The worldly message that constantly bombards our minds is “Get it while you can!” Before we know it, we are caught by the twin vices of accumulation and consumption. H. Norman Wright in his book Simplify Your Life describes the consumer oriented person as someone “who drives a bank-financed car on a bond-financed highway on credit-card gas to open a charge account at a department store so he can fill his savings-and-loan financed home with installment-purchased furniture.” To some degree we have all been enticed to spend more than we earn, and thereby create indebtedness rather than wealth. Inappropriate accumulation and consumption of things lead to poor stewardship of time, spiritual gifts, and financial resources. These vices often lead to workaholism; there is no time for family or worship. People are so busy working to get out of debt that they don’t have time to build relationships with those they love. There is no time to use spiritual gifts to edify the body of Christ. And finally, there are no financial resources to be given to kingdom work because of the need to retire debt or accumulate more things.
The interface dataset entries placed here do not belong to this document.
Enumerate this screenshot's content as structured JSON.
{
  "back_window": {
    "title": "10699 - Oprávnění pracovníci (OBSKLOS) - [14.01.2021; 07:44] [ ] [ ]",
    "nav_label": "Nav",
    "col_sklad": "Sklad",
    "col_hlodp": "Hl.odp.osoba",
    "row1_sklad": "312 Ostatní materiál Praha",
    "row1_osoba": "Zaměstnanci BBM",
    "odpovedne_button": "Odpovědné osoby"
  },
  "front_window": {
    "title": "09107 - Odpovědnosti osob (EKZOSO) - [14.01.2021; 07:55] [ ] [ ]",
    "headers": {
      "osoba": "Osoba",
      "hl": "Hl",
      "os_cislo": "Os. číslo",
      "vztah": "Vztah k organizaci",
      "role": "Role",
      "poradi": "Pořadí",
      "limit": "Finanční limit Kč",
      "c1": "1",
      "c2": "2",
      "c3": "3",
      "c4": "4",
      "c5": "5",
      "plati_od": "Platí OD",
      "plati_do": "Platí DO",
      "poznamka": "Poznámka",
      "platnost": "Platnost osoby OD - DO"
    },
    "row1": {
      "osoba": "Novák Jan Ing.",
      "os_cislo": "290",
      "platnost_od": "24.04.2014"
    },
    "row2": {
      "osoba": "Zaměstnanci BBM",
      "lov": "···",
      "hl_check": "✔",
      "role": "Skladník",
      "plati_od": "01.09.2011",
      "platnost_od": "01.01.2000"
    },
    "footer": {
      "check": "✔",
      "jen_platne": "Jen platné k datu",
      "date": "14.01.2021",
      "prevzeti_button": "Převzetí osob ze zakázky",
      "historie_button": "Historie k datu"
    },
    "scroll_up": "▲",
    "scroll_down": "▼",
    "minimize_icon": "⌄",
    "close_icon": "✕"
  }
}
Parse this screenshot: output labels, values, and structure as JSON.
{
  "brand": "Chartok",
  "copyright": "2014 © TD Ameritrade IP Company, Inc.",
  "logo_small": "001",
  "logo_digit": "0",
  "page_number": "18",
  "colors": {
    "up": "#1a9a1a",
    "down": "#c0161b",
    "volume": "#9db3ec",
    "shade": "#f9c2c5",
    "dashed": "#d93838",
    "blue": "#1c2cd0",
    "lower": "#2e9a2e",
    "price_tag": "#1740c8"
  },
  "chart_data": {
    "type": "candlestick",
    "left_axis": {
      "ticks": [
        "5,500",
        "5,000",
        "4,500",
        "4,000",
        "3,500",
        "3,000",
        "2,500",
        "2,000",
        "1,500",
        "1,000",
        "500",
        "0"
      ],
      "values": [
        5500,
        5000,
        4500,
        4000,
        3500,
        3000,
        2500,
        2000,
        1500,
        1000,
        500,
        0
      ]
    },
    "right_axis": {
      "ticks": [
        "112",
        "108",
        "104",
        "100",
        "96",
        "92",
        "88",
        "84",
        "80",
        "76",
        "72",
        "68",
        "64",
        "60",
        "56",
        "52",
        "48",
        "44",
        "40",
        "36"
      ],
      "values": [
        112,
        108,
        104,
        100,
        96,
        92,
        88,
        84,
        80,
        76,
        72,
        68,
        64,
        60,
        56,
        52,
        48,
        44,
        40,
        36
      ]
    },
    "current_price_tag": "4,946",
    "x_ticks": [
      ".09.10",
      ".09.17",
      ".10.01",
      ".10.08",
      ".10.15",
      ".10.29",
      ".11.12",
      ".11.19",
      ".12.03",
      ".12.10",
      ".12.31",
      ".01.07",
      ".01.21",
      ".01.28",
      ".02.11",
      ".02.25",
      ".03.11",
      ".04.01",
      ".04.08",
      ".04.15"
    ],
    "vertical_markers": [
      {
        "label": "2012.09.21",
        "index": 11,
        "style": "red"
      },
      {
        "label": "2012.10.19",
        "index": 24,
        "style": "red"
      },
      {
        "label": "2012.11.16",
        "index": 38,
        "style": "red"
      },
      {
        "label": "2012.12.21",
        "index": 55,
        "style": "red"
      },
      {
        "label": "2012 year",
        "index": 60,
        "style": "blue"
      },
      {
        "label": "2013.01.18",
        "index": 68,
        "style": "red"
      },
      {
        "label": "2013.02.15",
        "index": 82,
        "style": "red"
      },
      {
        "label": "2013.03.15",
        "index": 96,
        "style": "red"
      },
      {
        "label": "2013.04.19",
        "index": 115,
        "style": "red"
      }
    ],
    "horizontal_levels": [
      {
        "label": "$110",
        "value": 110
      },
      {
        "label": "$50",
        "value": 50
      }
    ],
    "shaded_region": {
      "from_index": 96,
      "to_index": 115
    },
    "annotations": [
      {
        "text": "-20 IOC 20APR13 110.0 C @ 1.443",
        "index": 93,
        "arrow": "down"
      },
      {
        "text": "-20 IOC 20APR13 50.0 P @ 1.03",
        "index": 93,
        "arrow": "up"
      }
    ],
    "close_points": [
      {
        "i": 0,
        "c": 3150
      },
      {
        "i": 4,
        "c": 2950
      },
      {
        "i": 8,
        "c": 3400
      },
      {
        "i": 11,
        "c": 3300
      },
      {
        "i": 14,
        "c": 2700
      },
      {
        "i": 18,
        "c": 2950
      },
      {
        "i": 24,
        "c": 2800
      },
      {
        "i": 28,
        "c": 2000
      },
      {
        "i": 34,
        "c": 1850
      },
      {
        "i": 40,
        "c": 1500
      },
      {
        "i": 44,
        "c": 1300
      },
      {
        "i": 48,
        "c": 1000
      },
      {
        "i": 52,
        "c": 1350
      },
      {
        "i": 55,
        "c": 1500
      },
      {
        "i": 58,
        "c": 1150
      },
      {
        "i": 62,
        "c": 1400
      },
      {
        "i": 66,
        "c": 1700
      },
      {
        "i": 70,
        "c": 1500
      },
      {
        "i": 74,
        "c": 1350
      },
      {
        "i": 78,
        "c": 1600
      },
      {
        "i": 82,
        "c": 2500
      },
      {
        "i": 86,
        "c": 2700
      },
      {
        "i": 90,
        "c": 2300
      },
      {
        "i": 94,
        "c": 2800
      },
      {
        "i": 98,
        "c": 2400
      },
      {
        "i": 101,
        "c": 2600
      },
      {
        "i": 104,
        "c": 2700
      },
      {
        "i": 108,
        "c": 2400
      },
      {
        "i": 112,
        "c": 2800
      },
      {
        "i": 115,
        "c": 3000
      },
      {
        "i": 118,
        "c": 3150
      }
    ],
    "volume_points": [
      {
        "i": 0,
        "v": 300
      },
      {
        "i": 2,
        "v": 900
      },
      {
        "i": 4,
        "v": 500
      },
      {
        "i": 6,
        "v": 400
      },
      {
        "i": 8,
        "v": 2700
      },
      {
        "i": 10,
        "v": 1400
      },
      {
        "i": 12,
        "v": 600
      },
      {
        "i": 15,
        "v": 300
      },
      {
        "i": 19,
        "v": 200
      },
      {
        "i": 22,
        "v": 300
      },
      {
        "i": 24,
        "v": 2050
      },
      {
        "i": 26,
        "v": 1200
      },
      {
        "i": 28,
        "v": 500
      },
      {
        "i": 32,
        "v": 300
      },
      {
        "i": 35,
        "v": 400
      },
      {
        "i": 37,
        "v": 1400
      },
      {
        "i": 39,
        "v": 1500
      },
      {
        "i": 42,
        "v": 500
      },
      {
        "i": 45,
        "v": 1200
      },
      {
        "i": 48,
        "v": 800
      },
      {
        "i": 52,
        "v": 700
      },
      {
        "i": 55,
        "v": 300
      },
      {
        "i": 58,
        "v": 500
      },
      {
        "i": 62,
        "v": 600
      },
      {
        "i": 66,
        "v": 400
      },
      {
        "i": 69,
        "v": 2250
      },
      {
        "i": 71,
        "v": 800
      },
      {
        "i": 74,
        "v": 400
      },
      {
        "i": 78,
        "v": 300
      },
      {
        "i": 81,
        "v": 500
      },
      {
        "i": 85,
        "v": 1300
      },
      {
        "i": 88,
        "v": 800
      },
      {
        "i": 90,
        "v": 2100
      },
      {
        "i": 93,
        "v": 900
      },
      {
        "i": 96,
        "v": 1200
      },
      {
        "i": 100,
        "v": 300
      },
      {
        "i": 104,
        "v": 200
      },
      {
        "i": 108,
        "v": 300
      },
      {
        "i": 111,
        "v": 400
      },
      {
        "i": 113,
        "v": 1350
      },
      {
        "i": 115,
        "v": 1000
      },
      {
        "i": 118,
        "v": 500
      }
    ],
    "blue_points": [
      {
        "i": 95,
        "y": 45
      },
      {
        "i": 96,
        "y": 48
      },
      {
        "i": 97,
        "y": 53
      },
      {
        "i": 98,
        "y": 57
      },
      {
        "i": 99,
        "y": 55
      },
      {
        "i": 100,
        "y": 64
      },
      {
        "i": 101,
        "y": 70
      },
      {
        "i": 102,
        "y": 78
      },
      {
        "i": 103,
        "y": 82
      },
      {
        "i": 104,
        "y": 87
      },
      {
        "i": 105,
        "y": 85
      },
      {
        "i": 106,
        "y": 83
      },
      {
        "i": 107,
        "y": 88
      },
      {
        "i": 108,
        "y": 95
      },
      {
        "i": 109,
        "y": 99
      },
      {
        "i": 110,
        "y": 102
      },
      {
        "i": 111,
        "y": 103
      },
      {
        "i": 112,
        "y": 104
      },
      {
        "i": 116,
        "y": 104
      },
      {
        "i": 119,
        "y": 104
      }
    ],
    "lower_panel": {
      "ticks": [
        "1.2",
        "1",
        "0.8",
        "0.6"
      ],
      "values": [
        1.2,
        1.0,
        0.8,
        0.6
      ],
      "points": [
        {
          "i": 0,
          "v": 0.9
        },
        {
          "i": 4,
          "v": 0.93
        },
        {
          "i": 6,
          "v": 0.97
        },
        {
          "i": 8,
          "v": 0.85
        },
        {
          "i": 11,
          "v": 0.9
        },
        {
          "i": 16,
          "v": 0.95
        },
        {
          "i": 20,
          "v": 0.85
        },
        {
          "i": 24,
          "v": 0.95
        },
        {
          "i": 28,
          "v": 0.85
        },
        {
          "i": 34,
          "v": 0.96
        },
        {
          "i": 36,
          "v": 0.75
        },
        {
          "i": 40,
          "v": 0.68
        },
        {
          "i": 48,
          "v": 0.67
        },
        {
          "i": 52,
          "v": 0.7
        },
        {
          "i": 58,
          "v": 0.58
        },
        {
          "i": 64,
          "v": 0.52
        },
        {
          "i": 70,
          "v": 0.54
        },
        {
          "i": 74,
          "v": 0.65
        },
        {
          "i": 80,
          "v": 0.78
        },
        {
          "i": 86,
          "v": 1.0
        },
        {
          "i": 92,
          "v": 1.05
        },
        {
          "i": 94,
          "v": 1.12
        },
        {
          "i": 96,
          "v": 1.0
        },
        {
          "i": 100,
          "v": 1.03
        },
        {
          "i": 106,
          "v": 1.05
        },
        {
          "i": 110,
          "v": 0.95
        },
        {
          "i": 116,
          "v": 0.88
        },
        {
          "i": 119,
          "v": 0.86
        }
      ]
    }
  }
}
These are just some examples of how the lack of a Christian world and life view will stifle generosity and lead to poor stewardship in every area of life.
Ron Blue in his book Generous Living defines generosity as “the willingness to give or share what you have to benefit others.” That means your time, your abilities, and your financial resources. He also says that generosity is the one ingredient that makes true freedom possible. As a matter of fact, he says if he could boil down to one sentence everything he has learned, it would be this, “Generosity and financial freedom are inextricably linked.”
The Apostle Paul uses an agriculture principle to challenge the church in regard to generosity in showing mercy. “Remember this: whoever sows sparingly will also reap sparingly, and whoever sows generously will reap generously…. And God is able to make all grace abound to you so that in all things, at all times, having all that you need, you will abound in every good work. As it is written; he has scattered abroad his gifts to the poor; his righteousness endures forever.” As we choose what we want to give to the poor, we should keep in mind this principle of sowing and reaping. The choice we make will also testify to our faith in God. Paul says in verse 8, “And God is able to make all grace abound to you…”
If we give sparingly, we may be making a statement that God is not able to make His grace abound to us in all things, in all times, and in all we need. When opportunities arise to show mercy to the poor and those in need, do we really believe that God is able to take care of us by providing all we need, so that we can abound in every good work? Obviously the Philippians did because Paul wrote in Philippians 4:19, “And my God will meet all your needs according to his glorious riches in Christ Jesus.” Paul has already shown in 2 Corinthians 8:3 that the Macedonians believed God was able because they gave as much as they were able and even beyond their ability. Could it be said that our generosity depends on how big a view of God we have?
Again, Ron Blue says, “We know when we are being financially generous-it is evidenced by the dents in our checkbooks.” Does your checkbook reveal dents in accumulation and consumption, or commitment and sacrifice?